"Any search by a parole officer in good faith to determine whether a paroled prisoner is complying with the conditions of his release would in my opinion be reasonable. Such a search would become `unreasonable' only if made too often or if made at an unreasonable hour or if unreasonably prolonged or for other reasons establishing arbitrary or oppressive conduct by the parole officer."
But it is more consistent with any fundamental principle of the exclusionary rule that it be applied on the basis of what the officers knew and thought they were doing than on the basis of a fact which would have relaxed the standard, but which was unknown to them.
There are several present exceptions to the exclusionary rule, i. e., use of evidence where the unlawful seizure violated the rights of someone other than defendant,6 use to impeach a defendant's testimony,7 use by the court in determining sentence,8 and use before a grand jury.9 The broader the cumulative exceptions, the greater the probability that the fruits of an unlawful search will turn out to be useful, and the weaker the deterrence from unlawful searching engendered by the rule. The very breadth of exceptions to the exclusionary rule render it less effective than it otherwise would be, and counsels against recognition of further exceptions as long as we rely on it at all.
I do not understand that the majority holds the entry of the garage and seizure of evidence reasonable under the ordinary standards. I do not believe they were. The police observation of Hill's conduct was a dubious basis even for his arrest. His conduct, together with finding the keys, did not make it reasonable for the police to unlock the garage door and look inside. Even if that were reasonable, the fact that the automobile parts were in "plain view" once the door was opened, did not validate the seizure. "Plain view alone is never enough to justify the warrantless seizure of evidence."10
I would reverse.
See also United States ex rel. Sperling v. Fitzpatrick (2d Cir., 1970), 426 F.2d 1161; United States ex rel. Lombardino v. Heyd (E.D. La., 1970), 318 F. Supp. 648; and In re Martinez (1970), 1 Cal. 3d 641, 83 Cal. Rptr. 382, 463 P.2d 734
Weeks v. United States (1914), 232 U.S. 383, 392, 34 S. Ct. 341, 344, 58 L. Ed. 652, 655: "The tendency of those who execute the criminal laws of the country to obtain convictions by means of unlawful seizures * * * should find no sanction in the judgments of the courts, which are charged at all times with the support of the Constitution, and to which people of all conditions have a right to appeal for the maintenance of such fundamental rights."

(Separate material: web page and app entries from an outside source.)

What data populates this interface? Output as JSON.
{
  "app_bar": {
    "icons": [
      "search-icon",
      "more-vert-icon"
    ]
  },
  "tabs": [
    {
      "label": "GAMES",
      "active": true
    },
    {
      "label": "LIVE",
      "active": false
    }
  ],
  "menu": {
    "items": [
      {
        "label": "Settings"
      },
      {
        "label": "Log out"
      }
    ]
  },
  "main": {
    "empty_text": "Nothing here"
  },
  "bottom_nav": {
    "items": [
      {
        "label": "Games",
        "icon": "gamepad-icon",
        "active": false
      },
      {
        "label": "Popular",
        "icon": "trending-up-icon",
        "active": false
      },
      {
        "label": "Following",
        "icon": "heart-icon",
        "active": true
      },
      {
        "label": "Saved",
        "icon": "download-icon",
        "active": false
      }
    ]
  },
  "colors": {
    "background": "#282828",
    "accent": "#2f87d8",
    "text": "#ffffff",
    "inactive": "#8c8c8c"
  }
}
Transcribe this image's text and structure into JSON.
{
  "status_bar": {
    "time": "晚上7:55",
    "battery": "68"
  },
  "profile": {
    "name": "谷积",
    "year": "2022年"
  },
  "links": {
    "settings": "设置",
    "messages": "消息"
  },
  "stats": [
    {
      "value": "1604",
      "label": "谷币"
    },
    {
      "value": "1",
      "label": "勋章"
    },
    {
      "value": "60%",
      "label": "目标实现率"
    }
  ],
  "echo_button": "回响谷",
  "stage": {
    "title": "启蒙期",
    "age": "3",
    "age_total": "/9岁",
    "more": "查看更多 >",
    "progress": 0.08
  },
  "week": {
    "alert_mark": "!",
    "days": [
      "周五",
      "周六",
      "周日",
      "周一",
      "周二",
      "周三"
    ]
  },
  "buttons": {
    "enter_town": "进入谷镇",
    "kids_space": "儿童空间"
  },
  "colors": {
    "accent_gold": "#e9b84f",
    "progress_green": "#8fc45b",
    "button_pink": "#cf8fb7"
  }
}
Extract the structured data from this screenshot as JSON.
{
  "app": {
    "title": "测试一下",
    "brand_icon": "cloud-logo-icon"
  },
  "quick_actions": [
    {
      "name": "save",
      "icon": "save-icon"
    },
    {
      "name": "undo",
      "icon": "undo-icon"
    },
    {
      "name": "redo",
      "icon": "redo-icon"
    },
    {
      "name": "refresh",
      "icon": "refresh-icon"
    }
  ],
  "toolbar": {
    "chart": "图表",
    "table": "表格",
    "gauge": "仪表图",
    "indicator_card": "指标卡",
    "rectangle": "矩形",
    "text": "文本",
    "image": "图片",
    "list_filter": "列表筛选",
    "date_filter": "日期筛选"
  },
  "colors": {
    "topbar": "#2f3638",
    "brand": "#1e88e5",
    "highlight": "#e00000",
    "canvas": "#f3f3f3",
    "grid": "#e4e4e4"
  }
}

See Mr. Justice Peters' dissent in In re Martinez (1970), 1 Cal. 3d 641, 83 Cal. Rptr. 382, 463 P.2d 734, 741, 742, and R. Dawson, Sentencing, The Decision as to Type, Length, and Conditions of Sentence 153 (1969). "In practice, probation revocation is frequently used as an alternative to prosecution for serious offenses. If the probationer is clearly convictable of the new offense, there is little need both to prosecute him for it and revoke his probation. Often the choice between prosecution and revocation is a fortuitous one."
United States v. Schipani (2d Cir., 1970), 435 F.2d 26